BEGIN

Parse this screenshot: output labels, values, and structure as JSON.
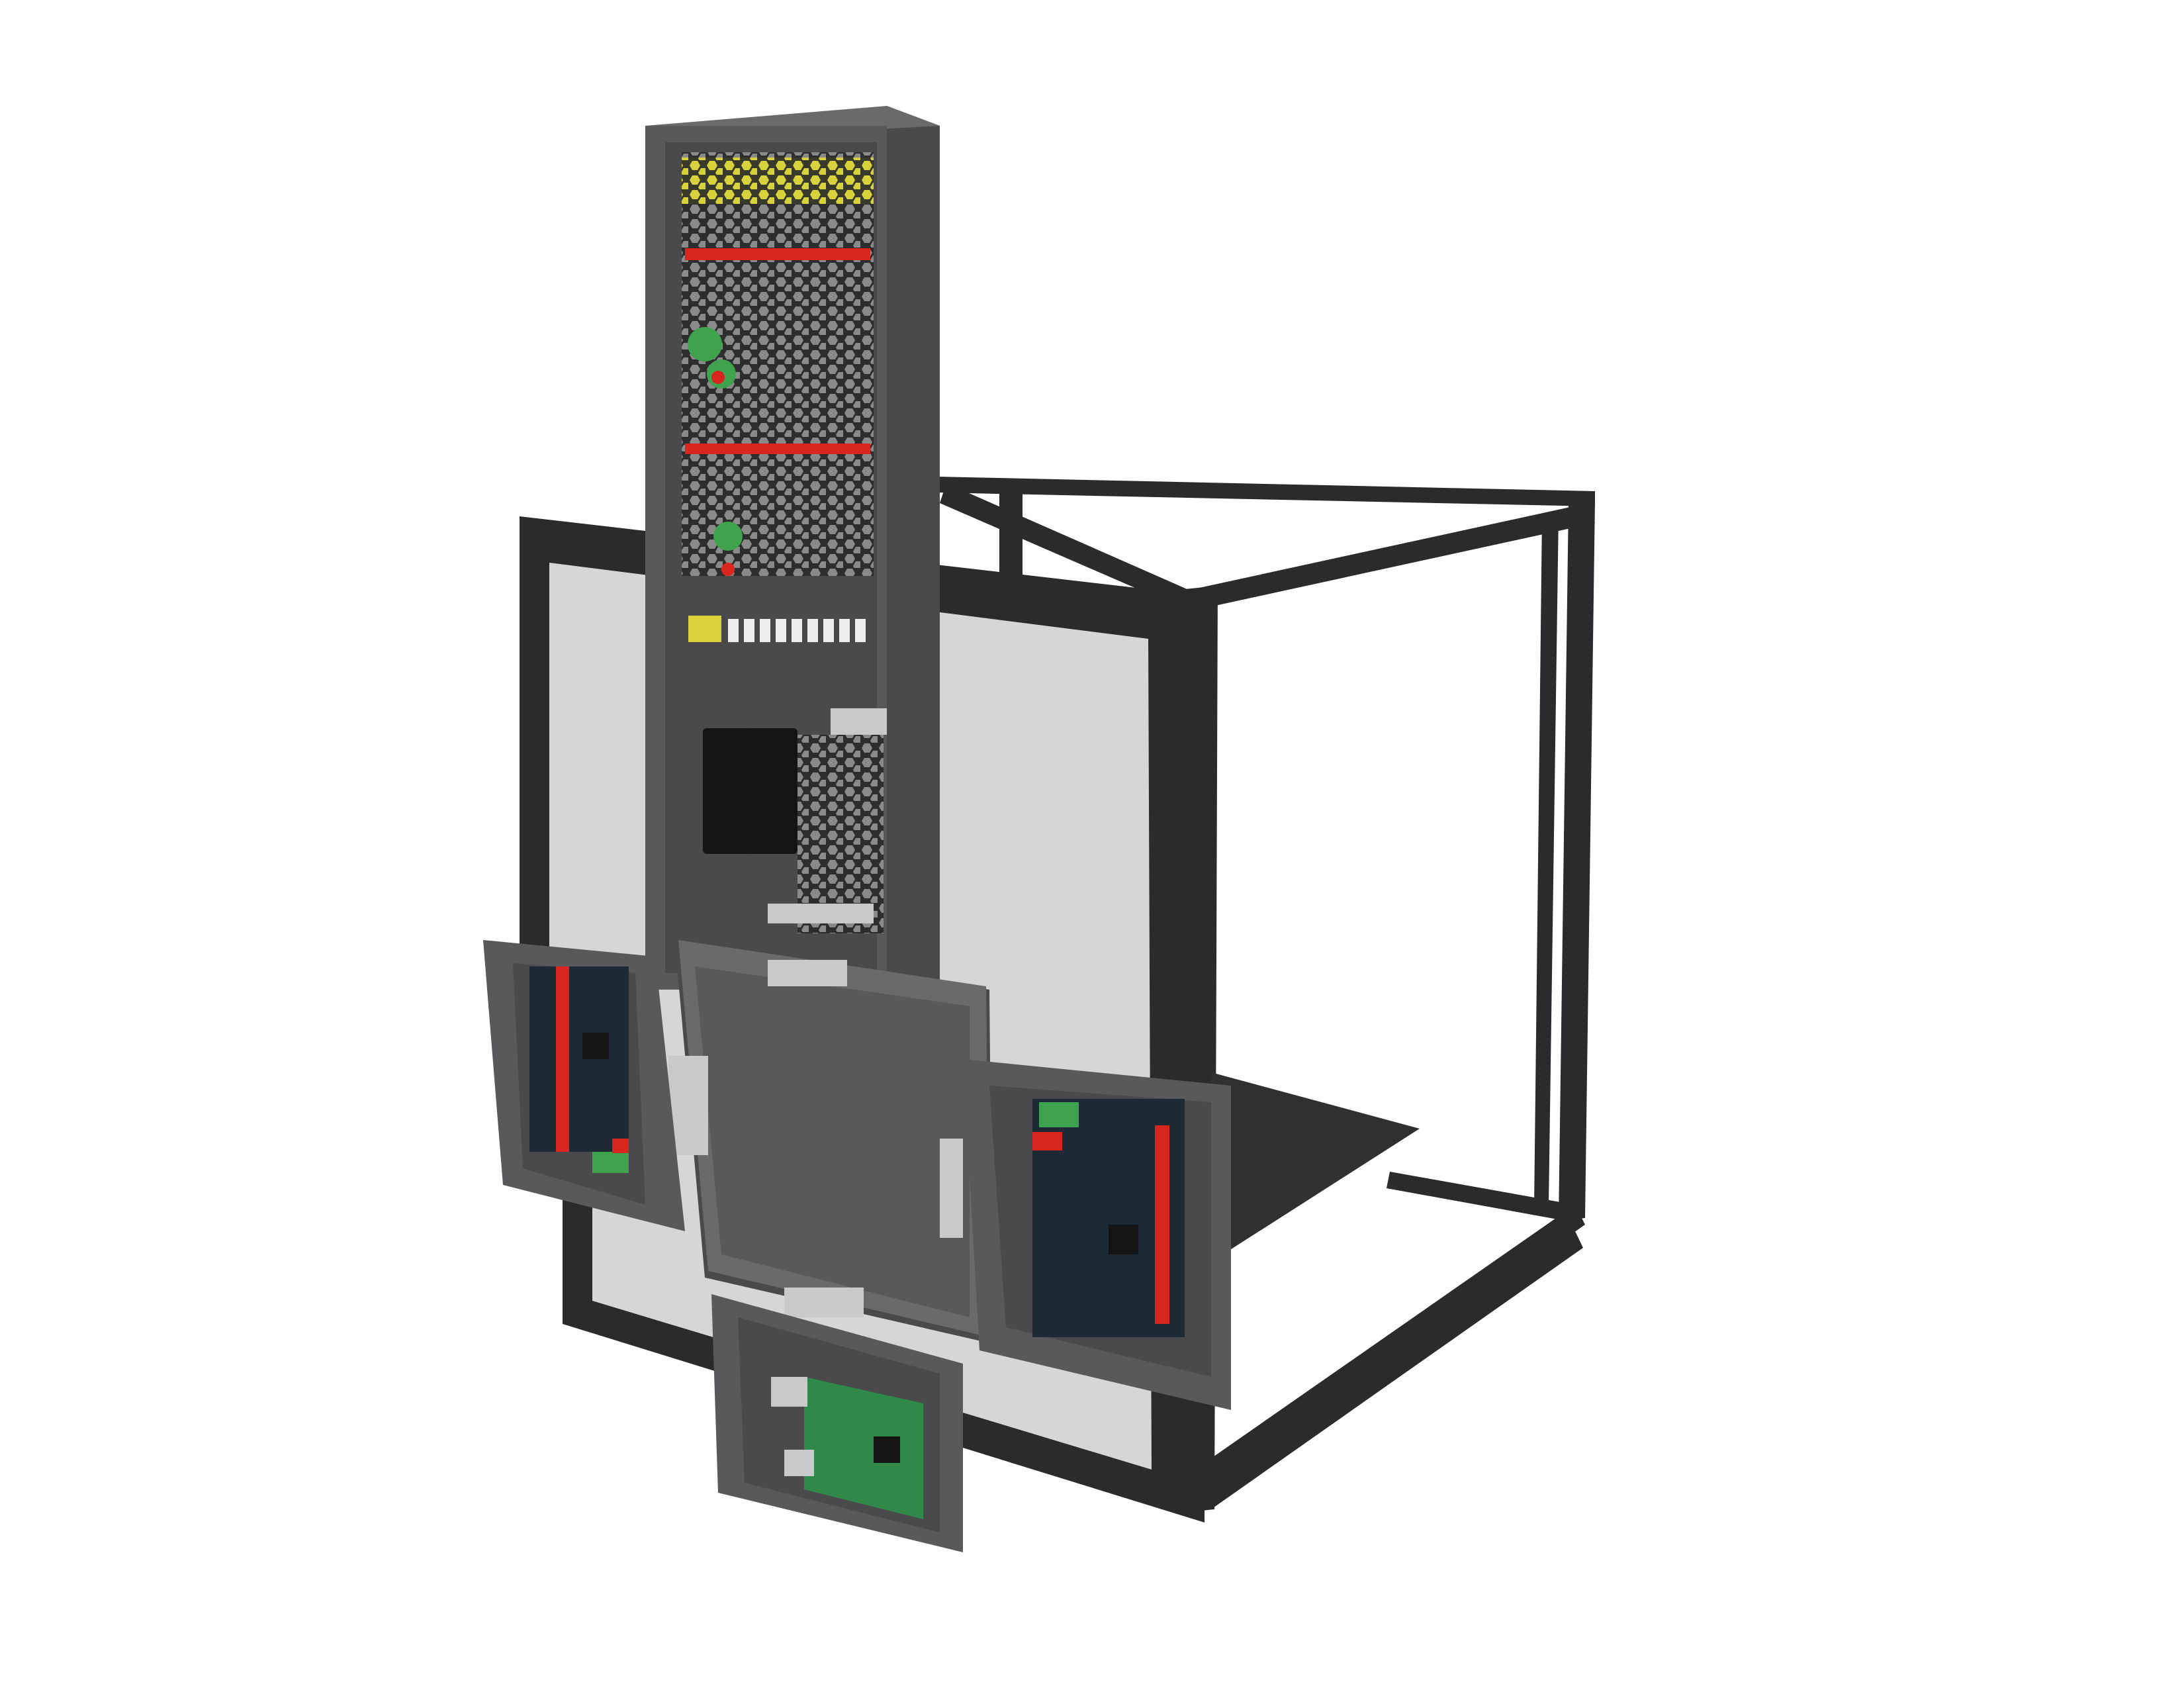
{
  "scene": {
    "subject": "printer-frame-with-electronics-enclosures",
    "colors": {
      "background": "#ffffff",
      "frame": "#2b2b2d",
      "frame_edge": "#3d3d40",
      "panel": "#d6d6d8",
      "enclosure": "#59595b",
      "enclosure_inner": "#4a4a4c",
      "enclosure_rim": "#6a6a6c",
      "psu_mesh": "#8c8c8c",
      "pcb_dark": "#1d2a33",
      "pcb_green": "#2f8a4a",
      "driver_red": "#d8261f",
      "terminal_green": "#3fa34d",
      "terminal_yellow": "#d9d23a",
      "plastic_clip": "#c9c9cc",
      "relay_black": "#141414",
      "bed": "#303033"
    }
  }
}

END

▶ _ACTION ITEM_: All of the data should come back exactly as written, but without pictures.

▶ _ANSWER TO THE EXERCISE_:
Parse this screenshot: output labels, values, and structure as JSON.
{
  "scene": {
    "subject": "printer-frame-with-electronics-enclosures",
    "colors": {
      "background": "#ffffff",
      "frame": "#2b2b2d",
      "frame_edge": "#3d3d40",
      "panel": "#d6d6d8",
      "enclosure": "#59595b",
      "enclosure_inner": "#4a4a4c",
      "enclosure_rim": "#6a6a6c",
      "psu_mesh": "#8c8c8c",
      "pcb_dark": "#1d2a33",
      "pcb_green": "#2f8a4a",
      "driver_red": "#d8261f",
      "terminal_green": "#3fa34d",
      "terminal_yellow": "#d9d23a",
      "plastic_clip": "#c9c9cc",
      "relay_black": "#141414",
      "bed": "#303033"
    }
  }
}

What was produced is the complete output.